╔══

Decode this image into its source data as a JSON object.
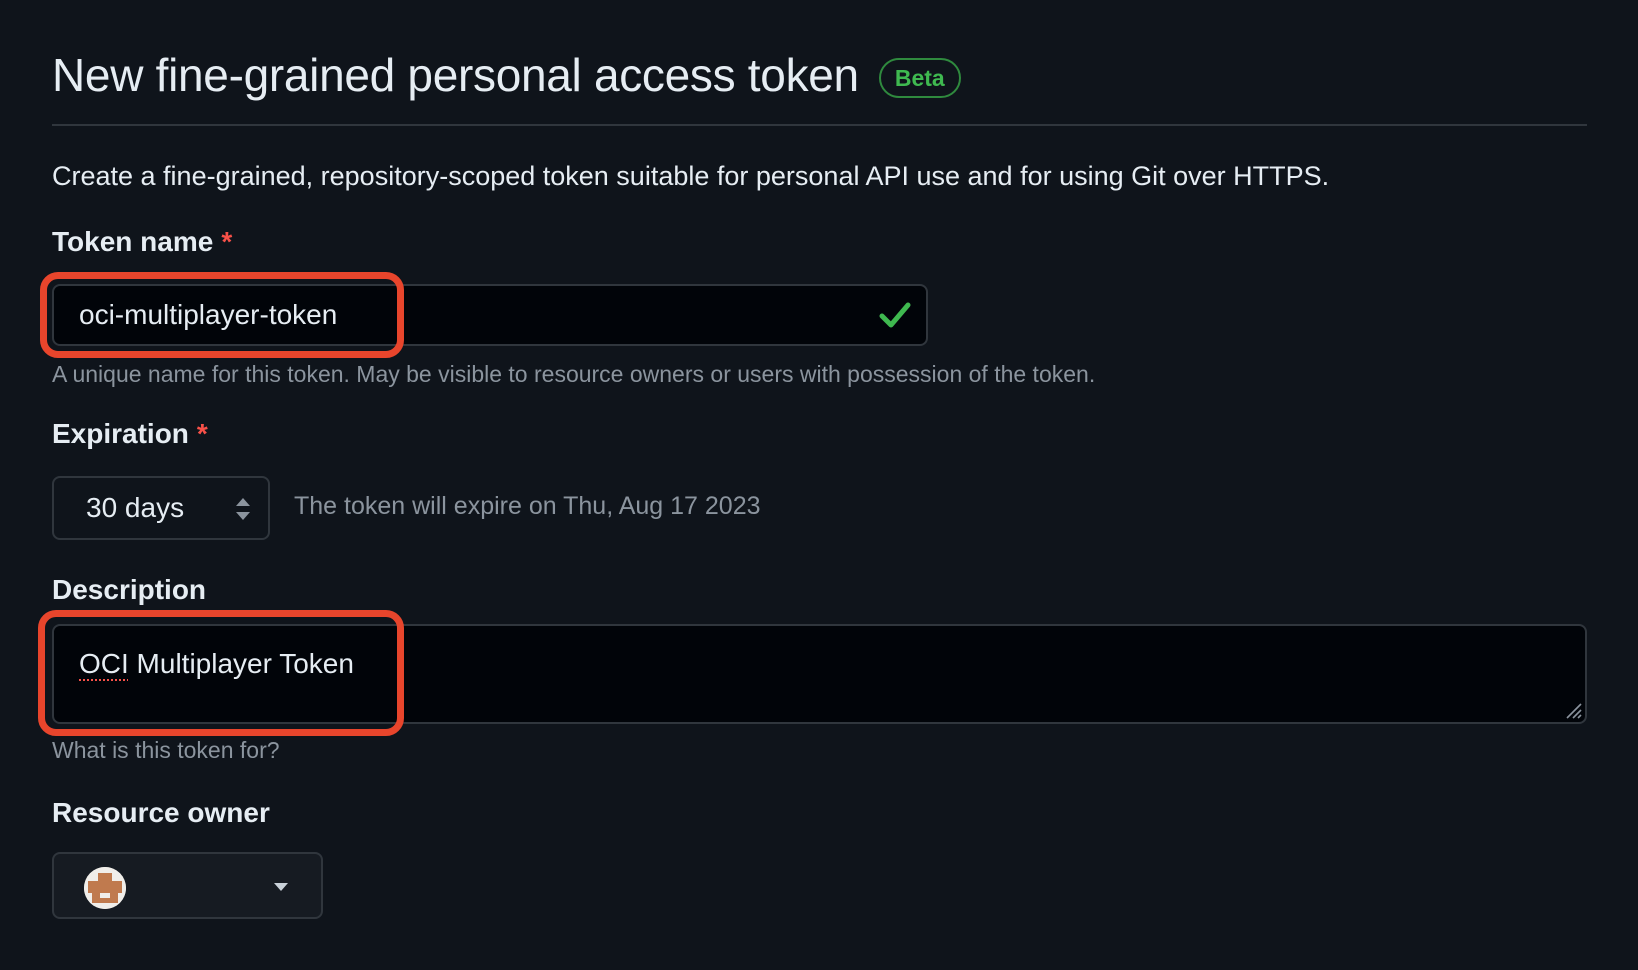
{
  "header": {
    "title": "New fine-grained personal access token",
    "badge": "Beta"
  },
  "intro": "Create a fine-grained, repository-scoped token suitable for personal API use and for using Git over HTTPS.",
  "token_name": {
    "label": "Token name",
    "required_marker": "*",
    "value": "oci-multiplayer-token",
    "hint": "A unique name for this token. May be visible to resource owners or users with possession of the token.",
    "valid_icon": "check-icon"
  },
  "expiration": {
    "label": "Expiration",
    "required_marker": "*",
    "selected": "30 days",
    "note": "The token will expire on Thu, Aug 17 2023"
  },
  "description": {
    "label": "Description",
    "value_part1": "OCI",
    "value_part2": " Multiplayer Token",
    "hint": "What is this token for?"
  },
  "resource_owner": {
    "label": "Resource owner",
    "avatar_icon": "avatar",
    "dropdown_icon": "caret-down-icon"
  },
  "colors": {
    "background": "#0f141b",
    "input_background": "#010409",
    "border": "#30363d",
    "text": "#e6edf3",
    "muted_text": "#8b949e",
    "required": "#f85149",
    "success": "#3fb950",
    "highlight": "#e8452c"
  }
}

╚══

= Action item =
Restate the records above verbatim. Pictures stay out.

= Your response =
Decode this image into its source data as a JSON object.
{
  "header": {
    "title": "New fine-grained personal access token",
    "badge": "Beta"
  },
  "intro": "Create a fine-grained, repository-scoped token suitable for personal API use and for using Git over HTTPS.",
  "token_name": {
    "label": "Token name",
    "required_marker": "*",
    "value": "oci-multiplayer-token",
    "hint": "A unique name for this token. May be visible to resource owners or users with possession of the token.",
    "valid_icon": "check-icon"
  },
  "expiration": {
    "label": "Expiration",
    "required_marker": "*",
    "selected": "30 days",
    "note": "The token will expire on Thu, Aug 17 2023"
  },
  "description": {
    "label": "Description",
    "value_part1": "OCI",
    "value_part2": " Multiplayer Token",
    "hint": "What is this token for?"
  },
  "resource_owner": {
    "label": "Resource owner",
    "avatar_icon": "avatar",
    "dropdown_icon": "caret-down-icon"
  },
  "colors": {
    "background": "#0f141b",
    "input_background": "#010409",
    "border": "#30363d",
    "text": "#e6edf3",
    "muted_text": "#8b949e",
    "required": "#f85149",
    "success": "#3fb950",
    "highlight": "#e8452c"
  }
}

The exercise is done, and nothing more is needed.